As we drove north, it got chillier as we passed forests and small villages. After a while, we came across a street food vendor in the town of Abofour selling my favorite Ghanaian dish, waakye!
Waakye is rice and beans with spring onions, lettuce, chicken, and more. It was topped with a delicious and pasty black pepper sauce and reminded me of arroz con frijoles or Central American rice and beans. It was really spicy and full of phenomenal flavor.
The fried chicken was crispy and juicy. It was lightly fried and perfectly cooked. The pepper sauce was so good that I asked for some more. I loved it. It was a great way to start my day for only $2 USD for me and Isaac!
Then, I washed my hands and we hit the road again. My mouth was on fire after that black pepper sauce! Soon, we passed through Techiman, the capital of the Bono East Region. This region is known for its cashew production. There were lots of tuk-tuks and a variety of high-rise and low-rise buildings.
After 15 minutes, we had passed through the city. Then, we stopped by the side of the road to check out a cashew farm. We didn’t eat any of the cashews; instead, we ate some of the fruit. It was both sweet and sour and full of juice!
We continued along a rural road linking lots of small villages. We were reaching the drier area of Ghana, where you’ll find savannah environments. Soon, we stopped again at a neighborhood where vendors sell spices, fish, and yams.
They had an endless supply of yams! We bought three for 10 cedis. I wanted to stay longer, but I needed to get to the national park by 3 p.m. to make it in time for the last game drive of the day. The women there were so nice and kept asking me to stay!
Then, after a quick drive, we stopped again to buy some roasted yam for 1 cedi per piece. I also saw some roasted plantains!

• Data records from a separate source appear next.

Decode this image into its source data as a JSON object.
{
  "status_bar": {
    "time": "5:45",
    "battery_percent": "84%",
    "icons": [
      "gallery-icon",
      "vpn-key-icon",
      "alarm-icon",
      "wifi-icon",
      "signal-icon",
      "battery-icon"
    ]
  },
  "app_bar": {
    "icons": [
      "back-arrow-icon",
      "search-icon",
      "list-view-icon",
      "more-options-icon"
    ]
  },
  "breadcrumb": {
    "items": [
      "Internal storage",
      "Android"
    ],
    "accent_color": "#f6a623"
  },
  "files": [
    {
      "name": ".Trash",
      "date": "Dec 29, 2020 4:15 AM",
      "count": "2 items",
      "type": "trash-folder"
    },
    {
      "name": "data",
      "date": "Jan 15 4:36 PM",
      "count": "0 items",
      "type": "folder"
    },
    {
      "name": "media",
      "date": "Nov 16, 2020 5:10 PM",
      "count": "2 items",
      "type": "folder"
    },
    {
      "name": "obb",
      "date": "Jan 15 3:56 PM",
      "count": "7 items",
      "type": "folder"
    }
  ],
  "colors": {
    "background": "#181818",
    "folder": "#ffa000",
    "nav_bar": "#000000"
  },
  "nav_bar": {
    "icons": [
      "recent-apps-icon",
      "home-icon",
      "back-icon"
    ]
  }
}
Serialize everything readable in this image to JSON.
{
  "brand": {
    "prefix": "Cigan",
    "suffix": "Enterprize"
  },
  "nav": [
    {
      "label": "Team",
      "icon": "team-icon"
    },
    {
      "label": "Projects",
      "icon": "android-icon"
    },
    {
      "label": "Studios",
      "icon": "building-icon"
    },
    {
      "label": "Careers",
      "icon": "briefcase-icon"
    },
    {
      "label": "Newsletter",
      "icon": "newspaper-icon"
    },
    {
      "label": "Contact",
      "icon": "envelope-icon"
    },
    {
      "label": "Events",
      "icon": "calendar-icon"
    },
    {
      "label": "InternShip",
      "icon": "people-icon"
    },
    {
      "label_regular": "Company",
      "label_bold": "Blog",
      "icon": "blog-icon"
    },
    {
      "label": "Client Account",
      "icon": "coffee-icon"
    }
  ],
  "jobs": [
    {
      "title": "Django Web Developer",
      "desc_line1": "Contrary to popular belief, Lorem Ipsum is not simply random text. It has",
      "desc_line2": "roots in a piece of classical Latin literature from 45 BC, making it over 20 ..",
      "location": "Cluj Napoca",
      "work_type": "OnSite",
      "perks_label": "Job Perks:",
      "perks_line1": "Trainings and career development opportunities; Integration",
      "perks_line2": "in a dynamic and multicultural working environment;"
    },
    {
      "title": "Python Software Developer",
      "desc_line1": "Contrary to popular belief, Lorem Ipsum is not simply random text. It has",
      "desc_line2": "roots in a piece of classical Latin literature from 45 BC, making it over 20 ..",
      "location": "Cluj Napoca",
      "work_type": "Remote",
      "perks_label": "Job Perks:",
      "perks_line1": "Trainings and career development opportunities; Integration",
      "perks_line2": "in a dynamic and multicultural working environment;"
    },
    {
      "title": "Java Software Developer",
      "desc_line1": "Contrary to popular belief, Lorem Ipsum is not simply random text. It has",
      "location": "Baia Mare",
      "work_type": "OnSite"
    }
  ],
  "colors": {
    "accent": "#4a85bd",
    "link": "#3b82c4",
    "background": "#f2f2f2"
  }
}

In the savannah, you’ll see lots of massive termite mounds. I saw some really big ones as we drove. Along the way, I tried the roasted yam as we crossed the Black Volta River and into the Savannah Region. It was super hot—95 degrees.
I noticed lots of mosques here, so this is a Muslim-mostly area. We passed by some hut villages and made it to a village where they process shea butter. They soak and roast the nuts from the shea fruit. It’s a long process, but the end result is the shea butter, which you can eat and use as a cosmetic product!
I put some shea butter on my arms and my head. I really liked it but you can’t buy any there. With 26 km left until we reached the park, we stopped for lunch at an open-air eatery.
I got some jollof rice, which contains red sauce, cabbage, and noodles, and was cooked in a stew! They also make porridge, fufu, and more there. The jollof had tons of flavor, and the cabbage added a nice crunch and freshness. I also had some delicious fried chicken with it, which was perfect! It was crispy and tender without being so fried that it gets hard.
With 30 minutes to go, we were finally close to Mole National Park, the best place to see wildlife in Ghana. I’d be staying at Zaina Lodge, one of only two accommodation options in the park. It offers tons of game drives and is the first luxury resort in West Africa!
What an awesome Ghana street food road trip to Mole National Park! Huge thanks to my friends at Jolinaiko Eco Tours for making it possible.
I hope you liked coming with me on my Ghana street food road trip from Kumasi to Mole National Park. If you did, please give this video a thumbs up and leave a comment below. Also, please subscribe to my YouTube channel and click the notification bell so you don’t miss any of my travel/food adventures around the world!